Background: Obesity and inflammatory bowel disease (IBD) represent chronic inflammatory conditions. Bariatric surgery improves some obesity-related co-morbidities, but the effects of bariatric surgery on IBD have not been well studied.
Objectives: To examine if bariatric surgery may attenuate colitis in an obese murine model of IBD and study the mechanisms underlying the postsurgical amelioration of intestinal inflammation.
Setting: University of California Irvine, Department of Surgery and Microbiology laboratories.
Methods: Obese mice were assigned to one of 2 bariatric procedures [Duodenojejunal Bypass (DJB n = 6), Sleeve Gastrectomy (SG n = 8)]. Sham-operated mice were (Sham n = 8) were used as a control.
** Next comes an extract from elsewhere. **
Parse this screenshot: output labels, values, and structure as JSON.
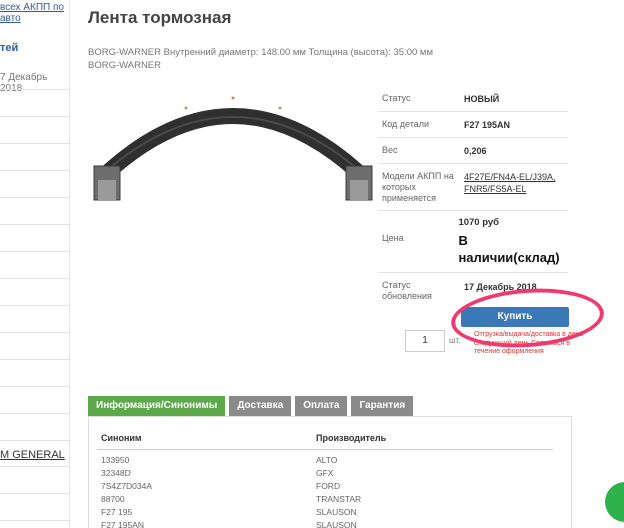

After recovering from surgery, IBD was induced by administration of 2% dextran sodium sulfate. Fecal samples were collected before and after IBD induction for microbiome analysis. Pathologic analyses and immunohistochemical staining were performed on colon.
Results: Survival after DJB and SG was higher relative to Sham mice. Histologically, DJB mice had significantly less intestinal inflammation. The observed improvements were not related to a difference in weight among the groups. Farnesoid X receptor staining in the colon was observed quantitatively more in DJB than in SG and sham mice. A statistically significant increase in the number of Lactobacillales was observed in the stool of mice after DJB.
Conclusion: These results suggest that bariatric surgery, in particular DJB, reduces the severity of colitis in a chemically-induced IBD murine model. The anticolitis effects of DJB may be associated with Farnesoid X receptor regulation and gut microbiome rearrangements.
Keywords: Colitis; Inflammation; Metabolic/Bariatric surgery; Obese murine model; Obesity.
Copyright © 2017 American Society for Bariatric Surgery. Published by Elsevier Inc. All rights reserved.